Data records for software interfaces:
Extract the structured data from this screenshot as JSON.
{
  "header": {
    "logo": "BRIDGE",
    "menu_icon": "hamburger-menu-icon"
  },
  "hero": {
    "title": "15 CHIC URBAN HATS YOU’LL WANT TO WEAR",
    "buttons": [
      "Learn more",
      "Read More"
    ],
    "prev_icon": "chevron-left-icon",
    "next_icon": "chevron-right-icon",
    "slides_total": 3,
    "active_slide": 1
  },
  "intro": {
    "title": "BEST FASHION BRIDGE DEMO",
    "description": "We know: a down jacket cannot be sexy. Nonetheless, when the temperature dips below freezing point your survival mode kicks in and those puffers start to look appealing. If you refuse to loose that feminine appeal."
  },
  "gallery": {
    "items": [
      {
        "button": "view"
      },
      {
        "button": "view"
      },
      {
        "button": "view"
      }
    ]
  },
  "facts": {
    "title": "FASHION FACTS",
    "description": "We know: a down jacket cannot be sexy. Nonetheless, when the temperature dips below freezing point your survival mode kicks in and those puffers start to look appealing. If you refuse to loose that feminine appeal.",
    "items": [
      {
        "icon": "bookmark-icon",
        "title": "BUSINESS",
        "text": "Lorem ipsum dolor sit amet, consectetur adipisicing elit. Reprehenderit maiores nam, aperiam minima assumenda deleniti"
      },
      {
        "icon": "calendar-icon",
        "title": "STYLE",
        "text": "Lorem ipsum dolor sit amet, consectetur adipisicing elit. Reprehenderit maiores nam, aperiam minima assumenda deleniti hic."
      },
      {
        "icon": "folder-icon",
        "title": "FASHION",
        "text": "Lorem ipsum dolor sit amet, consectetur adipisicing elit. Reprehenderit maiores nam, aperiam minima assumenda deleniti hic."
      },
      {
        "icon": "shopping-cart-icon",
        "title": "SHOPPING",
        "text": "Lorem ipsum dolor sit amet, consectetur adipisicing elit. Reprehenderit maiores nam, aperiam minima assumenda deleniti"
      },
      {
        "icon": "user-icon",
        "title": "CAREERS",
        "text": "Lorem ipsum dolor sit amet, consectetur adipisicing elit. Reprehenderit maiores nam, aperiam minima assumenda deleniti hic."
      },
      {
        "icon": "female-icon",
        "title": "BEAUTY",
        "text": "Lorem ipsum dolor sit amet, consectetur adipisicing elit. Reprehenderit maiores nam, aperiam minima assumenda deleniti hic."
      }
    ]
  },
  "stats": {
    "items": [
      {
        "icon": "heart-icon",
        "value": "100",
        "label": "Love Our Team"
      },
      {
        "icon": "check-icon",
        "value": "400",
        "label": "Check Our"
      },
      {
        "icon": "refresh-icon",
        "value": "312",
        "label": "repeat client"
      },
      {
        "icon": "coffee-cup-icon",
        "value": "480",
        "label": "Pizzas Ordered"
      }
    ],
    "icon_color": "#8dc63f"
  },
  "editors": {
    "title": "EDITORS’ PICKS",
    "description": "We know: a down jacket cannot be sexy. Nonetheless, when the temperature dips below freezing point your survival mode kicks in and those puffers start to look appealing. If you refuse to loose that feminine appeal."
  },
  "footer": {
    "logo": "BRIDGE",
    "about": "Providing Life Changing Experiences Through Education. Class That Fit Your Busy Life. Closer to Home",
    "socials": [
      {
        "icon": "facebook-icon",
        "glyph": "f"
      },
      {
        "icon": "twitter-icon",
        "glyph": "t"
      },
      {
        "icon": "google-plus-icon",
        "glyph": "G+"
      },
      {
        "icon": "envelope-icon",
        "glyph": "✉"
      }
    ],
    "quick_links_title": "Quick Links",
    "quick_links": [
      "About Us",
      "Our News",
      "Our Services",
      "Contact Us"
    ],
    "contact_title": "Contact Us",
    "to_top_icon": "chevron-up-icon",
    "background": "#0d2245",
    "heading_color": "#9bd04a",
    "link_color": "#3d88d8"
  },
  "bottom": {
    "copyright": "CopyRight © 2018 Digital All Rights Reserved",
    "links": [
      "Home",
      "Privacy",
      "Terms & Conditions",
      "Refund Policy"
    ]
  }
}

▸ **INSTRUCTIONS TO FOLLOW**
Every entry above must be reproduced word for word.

▸ **SOLUTION FOR THIS TASK**
Extract the structured data from this screenshot as JSON.
{
  "header": {
    "logo": "BRIDGE",
    "menu_icon": "hamburger-menu-icon"
  },
  "hero": {
    "title": "15 CHIC URBAN HATS YOU’LL WANT TO WEAR",
    "buttons": [
      "Learn more",
      "Read More"
    ],
    "prev_icon": "chevron-left-icon",
    "next_icon": "chevron-right-icon",
    "slides_total": 3,
    "active_slide": 1
  },
  "intro": {
    "title": "BEST FASHION BRIDGE DEMO",
    "description": "We know: a down jacket cannot be sexy. Nonetheless, when the temperature dips below freezing point your survival mode kicks in and those puffers start to look appealing. If you refuse to loose that feminine appeal."
  },
  "gallery": {
    "items": [
      {
        "button": "view"
      },
      {
        "button": "view"
      },
      {
        "button": "view"
      }
    ]
  },
  "facts": {
    "title": "FASHION FACTS",
    "description": "We know: a down jacket cannot be sexy. Nonetheless, when the temperature dips below freezing point your survival mode kicks in and those puffers start to look appealing. If you refuse to loose that feminine appeal.",
    "items": [
      {
        "icon": "bookmark-icon",
        "title": "BUSINESS",
        "text": "Lorem ipsum dolor sit amet, consectetur adipisicing elit. Reprehenderit maiores nam, aperiam minima assumenda deleniti"
      },
      {
        "icon": "calendar-icon",
        "title": "STYLE",
        "text": "Lorem ipsum dolor sit amet, consectetur adipisicing elit. Reprehenderit maiores nam, aperiam minima assumenda deleniti hic."
      },
      {
        "icon": "folder-icon",
        "title": "FASHION",
        "text": "Lorem ipsum dolor sit amet, consectetur adipisicing elit. Reprehenderit maiores nam, aperiam minima assumenda deleniti hic."
      },
      {
        "icon": "shopping-cart-icon",
        "title": "SHOPPING",
        "text": "Lorem ipsum dolor sit amet, consectetur adipisicing elit. Reprehenderit maiores nam, aperiam minima assumenda deleniti"
      },
      {
        "icon": "user-icon",
        "title": "CAREERS",
        "text": "Lorem ipsum dolor sit amet, consectetur adipisicing elit. Reprehenderit maiores nam, aperiam minima assumenda deleniti hic."
      },
      {
        "icon": "female-icon",
        "title": "BEAUTY",
        "text": "Lorem ipsum dolor sit amet, consectetur adipisicing elit. Reprehenderit maiores nam, aperiam minima assumenda deleniti hic."
      }
    ]
  },
  "stats": {
    "items": [
      {
        "icon": "heart-icon",
        "value": "100",
        "label": "Love Our Team"
      },
      {
        "icon": "check-icon",
        "value": "400",
        "label": "Check Our"
      },
      {
        "icon": "refresh-icon",
        "value": "312",
        "label": "repeat client"
      },
      {
        "icon": "coffee-cup-icon",
        "value": "480",
        "label": "Pizzas Ordered"
      }
    ],
    "icon_color": "#8dc63f"
  },
  "editors": {
    "title": "EDITORS’ PICKS",
    "description": "We know: a down jacket cannot be sexy. Nonetheless, when the temperature dips below freezing point your survival mode kicks in and those puffers start to look appealing. If you refuse to loose that feminine appeal."
  },
  "footer": {
    "logo": "BRIDGE",
    "about": "Providing Life Changing Experiences Through Education. Class That Fit Your Busy Life. Closer to Home",
    "socials": [
      {
        "icon": "facebook-icon",
        "glyph": "f"
      },
      {
        "icon": "twitter-icon",
        "glyph": "t"
      },
      {
        "icon": "google-plus-icon",
        "glyph": "G+"
      },
      {
        "icon": "envelope-icon",
        "glyph": "✉"
      }
    ],
    "quick_links_title": "Quick Links",
    "quick_links": [
      "About Us",
      "Our News",
      "Our Services",
      "Contact Us"
    ],
    "contact_title": "Contact Us",
    "to_top_icon": "chevron-up-icon",
    "background": "#0d2245",
    "heading_color": "#9bd04a",
    "link_color": "#3d88d8"
  },
  "bottom": {
    "copyright": "CopyRight © 2018 Digital All Rights Reserved",
    "links": [
      "Home",
      "Privacy",
      "Terms & Conditions",
      "Refund Policy"
    ]
  }
}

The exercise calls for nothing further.